Workplace well-being is more than lunchtime yoga and free fruit baskets. Read how else you can improve well-being in your business and why it matters in HR Dept's latest blog.
How would you rate your workplace well-being?
How well is your workforce?
The UK has been ranked 24th out of 25 comparator economies for work-life balance in the Chartered Institute of Personnel and Development’s (CIPD) second Working Lives survey. This suggests that workplace well-being in the UK needs attention.
The report revealed that workload is a serious concern with as many as one in five workers reporting that they cannot complete their tasks in their allocated hours. One in 20 admit to feeling completely overloaded. Left unaddressed these sorts of issues can lead to health problems such as stress or even burnout. Eventually you will probably see absence rising.
There are several factors that can affect employee well-being with workload being just one. World Well-being Week, which runs from 24 – 28 June, presents a great opportunity to check-in with employees and reassess the overall well-being and happiness levels of your staff.
Why is workplace well-being so important?
First, as an employer, you are legally obliged to ensure the health, safety and well-being of your staff. Failure to comply puts you and your business at risk.
Second, people work better when they are happy. Healthy working environments help people to develop, while engaged and happy workers are more likely to be committed and more productive.
Third, employees are often the frontline of your business and typically manage relationships with customers and suppliers. If employees are not at their best, your company image can suffer.
How to improve workplace well-being in your business
Workplace well-being is comprised of health, good work, happiness and welfare. So in order to assess the well-being of your workplace it is a good idea to start by assessing each of these areas.
From physical to mental health there are many ways in which you can manage and promote good health amongst your employees. Implementing an employee assistance programme, a cycle-to-work scheme or training on stress management are some good starting points.
Good work looks at an employee’s ability to do their job well and reach their potential. Hiring the right people is crucial for good work to take place, and regular reviews or 121s keep track of performance. Review job descriptions regularly to make sure that additional workload has not crept in over time. Moreover, promoting an inclusive culture and providing accessible workstations make a difference day-to-day.
How engaged are your employees? This can be a good measure of happiness, as unhappy employees tend to be less interested in their work and can lack motivation. If you are concerned about morale, try organising a fun activity that promotes teamwork, or a schedule for engaging lunch-and-learn sessions.
One in four employees have mental health issues causing stress and anxiety. These concerns may not always be work related but can have an impact on work. Providing access to an employee assistance programme can make a huge difference.
Best practice and policy
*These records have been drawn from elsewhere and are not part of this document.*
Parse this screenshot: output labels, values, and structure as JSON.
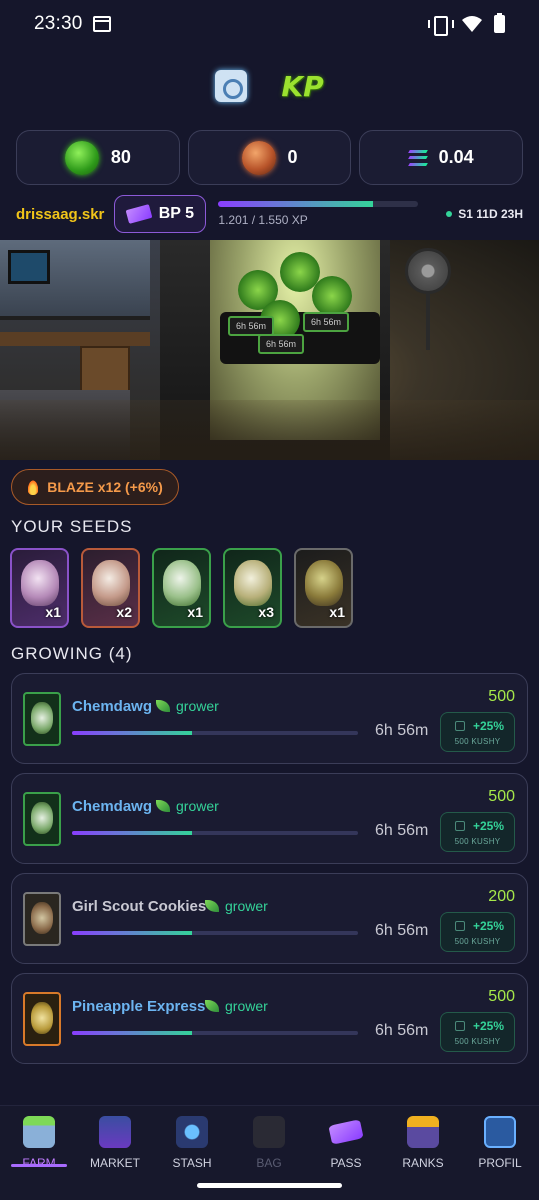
{
  "status_bar": {
    "time": "23:30"
  },
  "balances": [
    {
      "icon": "kp-coin-icon",
      "value": "80"
    },
    {
      "icon": "bronze-coin-icon",
      "value": "0"
    },
    {
      "icon": "solana-icon",
      "value": "0.04"
    }
  ],
  "user": {
    "name": "drissaag.skr",
    "bp_label": "BP 5",
    "xp_text": "1.201 / 1.550 XP",
    "xp_progress": 0.775,
    "season": "S1 11D 23H"
  },
  "scene": {
    "pot_labels": [
      "6h 56m",
      "6h 56m",
      "6h 56m"
    ]
  },
  "blaze": {
    "label": "BLAZE x12 (+6%)"
  },
  "seeds": {
    "title": "YOUR SEEDS",
    "items": [
      {
        "rarity": "purple",
        "qty": "x1"
      },
      {
        "rarity": "orange",
        "qty": "x2"
      },
      {
        "rarity": "green",
        "qty": "x1"
      },
      {
        "rarity": "green",
        "qty": "x3"
      },
      {
        "rarity": "dark",
        "qty": "x1"
      }
    ]
  },
  "growing": {
    "title": "GROWING (4)",
    "items": [
      {
        "name": "Chemdawg",
        "role": "grower",
        "time": "6h 56m",
        "reward": "500",
        "boost": "+25%",
        "boost_sub": "500 KUSHY",
        "progress": 0.42
      },
      {
        "name": "Chemdawg",
        "role": "grower",
        "time": "6h 56m",
        "reward": "500",
        "boost": "+25%",
        "boost_sub": "500 KUSHY",
        "progress": 0.42
      },
      {
        "name": "Girl Scout Cookies",
        "role": "grower",
        "time": "6h 56m",
        "reward": "200",
        "boost": "+25%",
        "boost_sub": "500 KUSHY",
        "progress": 0.42
      },
      {
        "name": "Pineapple Express",
        "role": "grower",
        "time": "6h 56m",
        "reward": "500",
        "boost": "+25%",
        "boost_sub": "500 KUSHY",
        "progress": 0.42
      }
    ]
  },
  "nav": {
    "items": [
      {
        "label": "FARM",
        "state": "active"
      },
      {
        "label": "MARKET",
        "state": "normal"
      },
      {
        "label": "STASH",
        "state": "normal"
      },
      {
        "label": "BAG",
        "state": "disabled"
      },
      {
        "label": "PASS",
        "state": "normal"
      },
      {
        "label": "RANKS",
        "state": "normal"
      },
      {
        "label": "PROFIL",
        "state": "normal"
      }
    ]
  },
  "colors": {
    "background": "#15162b",
    "accent_purple": "#a86bff",
    "accent_green": "#34d399",
    "username_gold": "#f0c419",
    "reward_green": "#a6e84a",
    "blaze_orange": "#f59a4a"
  }
}
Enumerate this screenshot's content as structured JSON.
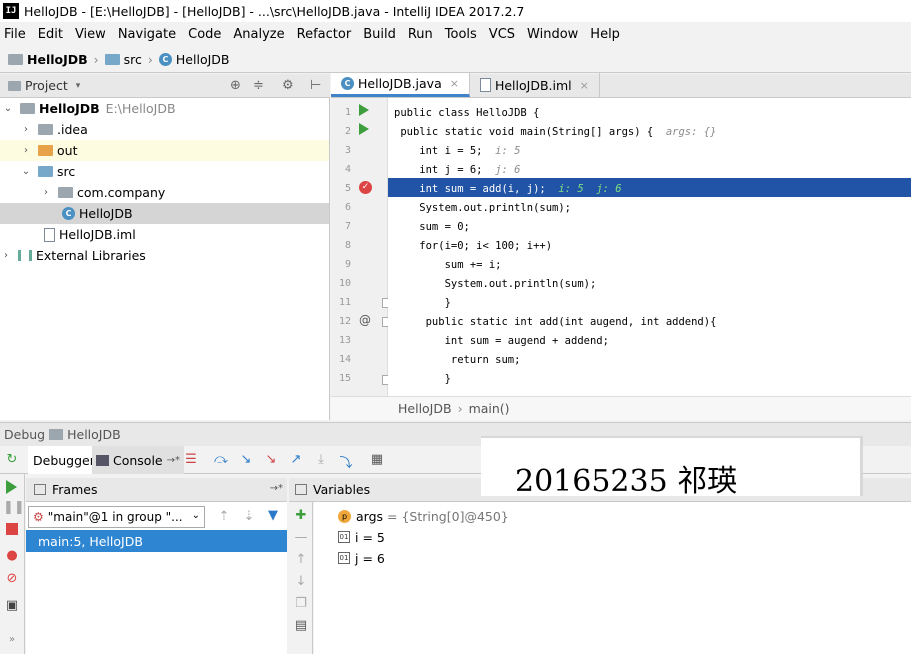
{
  "titlebar": {
    "text": "HelloJDB - [E:\\HelloJDB] - [HelloJDB] - ...\\src\\HelloJDB.java - IntelliJ IDEA 2017.2.7",
    "logo": "IJ"
  },
  "menu": [
    "File",
    "Edit",
    "View",
    "Navigate",
    "Code",
    "Analyze",
    "Refactor",
    "Build",
    "Run",
    "Tools",
    "VCS",
    "Window",
    "Help"
  ],
  "breadcrumb": [
    "HelloJDB",
    "src",
    "HelloJDB"
  ],
  "project": {
    "header": "Project",
    "tree": [
      {
        "label": "HelloJDB",
        "extra": "E:\\HelloJDB"
      },
      {
        "label": ".idea"
      },
      {
        "label": "out"
      },
      {
        "label": "src"
      },
      {
        "label": "com.company"
      },
      {
        "label": "HelloJDB"
      },
      {
        "label": "HelloJDB.iml"
      },
      {
        "label": "External Libraries"
      }
    ]
  },
  "editor": {
    "tabs": [
      "HelloJDB.java",
      "HelloJDB.iml"
    ],
    "line_numbers": [
      "1",
      "2",
      "3",
      "4",
      "5",
      "6",
      "7",
      "8",
      "9",
      "10",
      "11",
      "12",
      "13",
      "14",
      "15"
    ],
    "lines": [
      {
        "code": "public class HelloJDB {"
      },
      {
        "code": " public static void main(String[] args) {",
        "hint": "args: {}"
      },
      {
        "code": "    int i = 5;",
        "hint": "i: 5"
      },
      {
        "code": "    int j = 6;",
        "hint": "j: 6"
      },
      {
        "code": "    int sum = add(i, j);",
        "hint": "i: 5  j: 6"
      },
      {
        "code": "    System.out.println(sum);"
      },
      {
        "code": "    sum = 0;"
      },
      {
        "code": "    for(i=0; i< 100; i++)"
      },
      {
        "code": "        sum += i;"
      },
      {
        "code": "        System.out.println(sum);"
      },
      {
        "code": "        }"
      },
      {
        "code": "     public static int add(int augend, int addend){"
      },
      {
        "code": "        int sum = augend + addend;"
      },
      {
        "code": "         return sum;"
      },
      {
        "code": "        }"
      }
    ],
    "crumb": [
      "HelloJDB",
      "main()"
    ]
  },
  "debug": {
    "title": "Debug",
    "config": "HelloJDB",
    "tabs": [
      "Debugger",
      "Console"
    ],
    "frames_label": "Frames",
    "thread": "\"main\"@1 in group \"...",
    "frame": "main:5, HelloJDB",
    "variables_label": "Variables",
    "variables": [
      {
        "icon": "p",
        "name": "args",
        "value": "= {String[0]@450}"
      },
      {
        "icon": "01",
        "name": "i",
        "value": "= 5"
      },
      {
        "icon": "01",
        "name": "j",
        "value": "= 6"
      }
    ]
  },
  "overlay_text": "20165235 祁瑛"
}
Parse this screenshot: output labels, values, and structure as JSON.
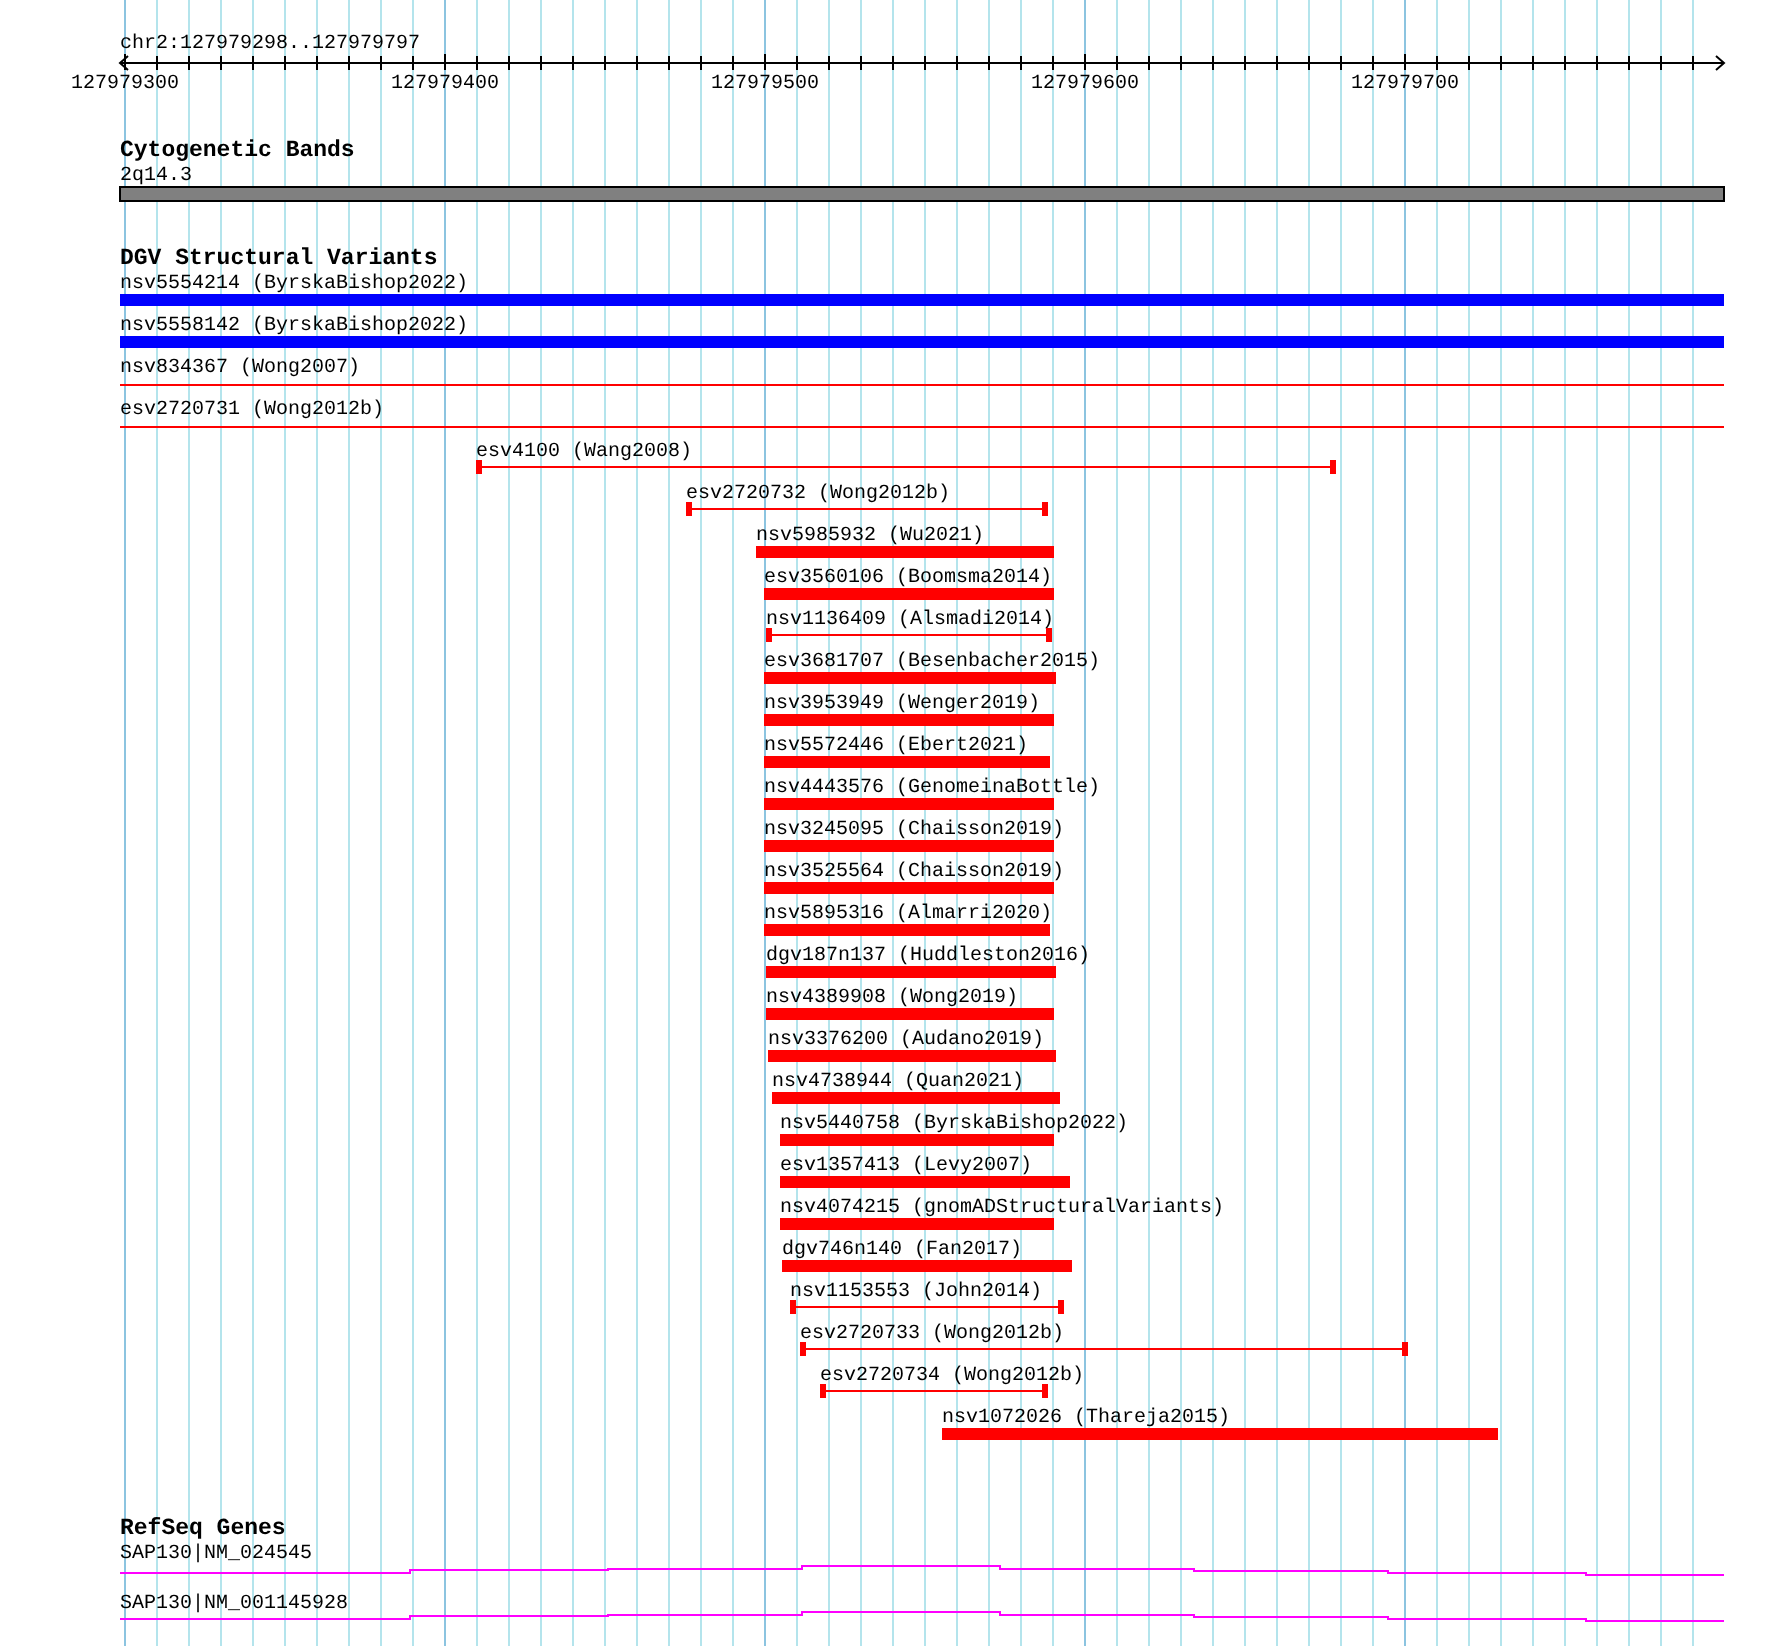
{
  "ruler": {
    "title": "chr2:127979298..127979797",
    "labels": [
      "127979300",
      "127979400",
      "127979500",
      "127979600",
      "127979700"
    ]
  },
  "cytoband": {
    "title": "Cytogenetic Bands",
    "features": [
      {
        "label": "2q14.3"
      }
    ]
  },
  "dgv": {
    "title": "DGV Structural Variants",
    "features": [
      {
        "label": "nsv5554214 (ByrskaBishop2022)",
        "kind": "bar",
        "color": "#0000ff"
      },
      {
        "label": "nsv5558142 (ByrskaBishop2022)",
        "kind": "bar",
        "color": "#0000ff"
      },
      {
        "label": "nsv834367 (Wong2007)",
        "kind": "line",
        "color": "#ff0000"
      },
      {
        "label": "esv2720731 (Wong2012b)",
        "kind": "line",
        "color": "#ff0000"
      },
      {
        "label": "esv4100 (Wang2008)",
        "kind": "span",
        "color": "#ff0000"
      },
      {
        "label": "esv2720732 (Wong2012b)",
        "kind": "span",
        "color": "#ff0000"
      },
      {
        "label": "nsv5985932 (Wu2021)",
        "kind": "bar",
        "color": "#ff0000"
      },
      {
        "label": "esv3560106 (Boomsma2014)",
        "kind": "bar",
        "color": "#ff0000"
      },
      {
        "label": "nsv1136409 (Alsmadi2014)",
        "kind": "span",
        "color": "#ff0000"
      },
      {
        "label": "esv3681707 (Besenbacher2015)",
        "kind": "bar",
        "color": "#ff0000"
      },
      {
        "label": "nsv3953949 (Wenger2019)",
        "kind": "bar",
        "color": "#ff0000"
      },
      {
        "label": "nsv5572446 (Ebert2021)",
        "kind": "bar",
        "color": "#ff0000"
      },
      {
        "label": "nsv4443576 (GenomeinaBottle)",
        "kind": "bar",
        "color": "#ff0000"
      },
      {
        "label": "nsv3245095 (Chaisson2019)",
        "kind": "bar",
        "color": "#ff0000"
      },
      {
        "label": "nsv3525564 (Chaisson2019)",
        "kind": "bar",
        "color": "#ff0000"
      },
      {
        "label": "nsv5895316 (Almarri2020)",
        "kind": "bar",
        "color": "#ff0000"
      },
      {
        "label": "dgv187n137 (Huddleston2016)",
        "kind": "bar",
        "color": "#ff0000"
      },
      {
        "label": "nsv4389908 (Wong2019)",
        "kind": "bar",
        "color": "#ff0000"
      },
      {
        "label": "nsv3376200 (Audano2019)",
        "kind": "bar",
        "color": "#ff0000"
      },
      {
        "label": "nsv4738944 (Quan2021)",
        "kind": "bar",
        "color": "#ff0000"
      },
      {
        "label": "nsv5440758 (ByrskaBishop2022)",
        "kind": "bar",
        "color": "#ff0000"
      },
      {
        "label": "esv1357413 (Levy2007)",
        "kind": "bar",
        "color": "#ff0000"
      },
      {
        "label": "nsv4074215 (gnomADStructuralVariants)",
        "kind": "bar",
        "color": "#ff0000"
      },
      {
        "label": "dgv746n140 (Fan2017)",
        "kind": "bar",
        "color": "#ff0000"
      },
      {
        "label": "nsv1153553 (John2014)",
        "kind": "span",
        "color": "#ff0000"
      },
      {
        "label": "esv2720733 (Wong2012b)",
        "kind": "span",
        "color": "#ff0000"
      },
      {
        "label": "esv2720734 (Wong2012b)",
        "kind": "span",
        "color": "#ff0000"
      },
      {
        "label": "nsv1072026 (Thareja2015)",
        "kind": "bar",
        "color": "#ff0000"
      }
    ]
  },
  "refseq": {
    "title": "RefSeq Genes",
    "features": [
      {
        "label": "SAP130|NM_024545"
      },
      {
        "label": "SAP130|NM_001145928"
      }
    ]
  }
}
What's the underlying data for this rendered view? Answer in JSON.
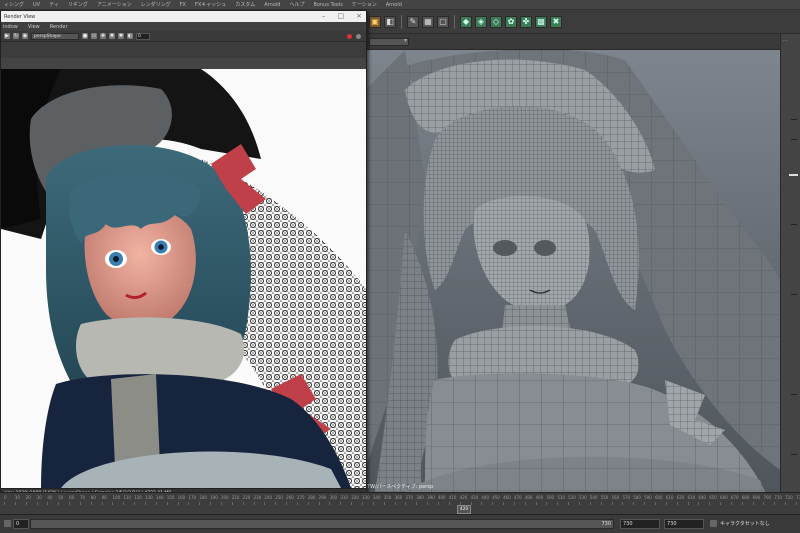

A well-being policy can show your commitment and dedication to employee well-being. It sets the tone for your organisational culture and can help to retain and attract the talent that your business needs to succeed. If you think your workplace well-being could do with an upgrade, get in touch with your local HR Dept today.
Local businesses throughout Cambridgeshire, run by people like you, outsource their HR because it is easier and more cost effective. We tell you what you can do, not what you can’t. We are here to give you practical and sensible help to sort out problems whenever you need us. When you are thinking about how to grow for the future, we can help you put together the ‘people plans’ to enable you to be even more profitable tomorrow.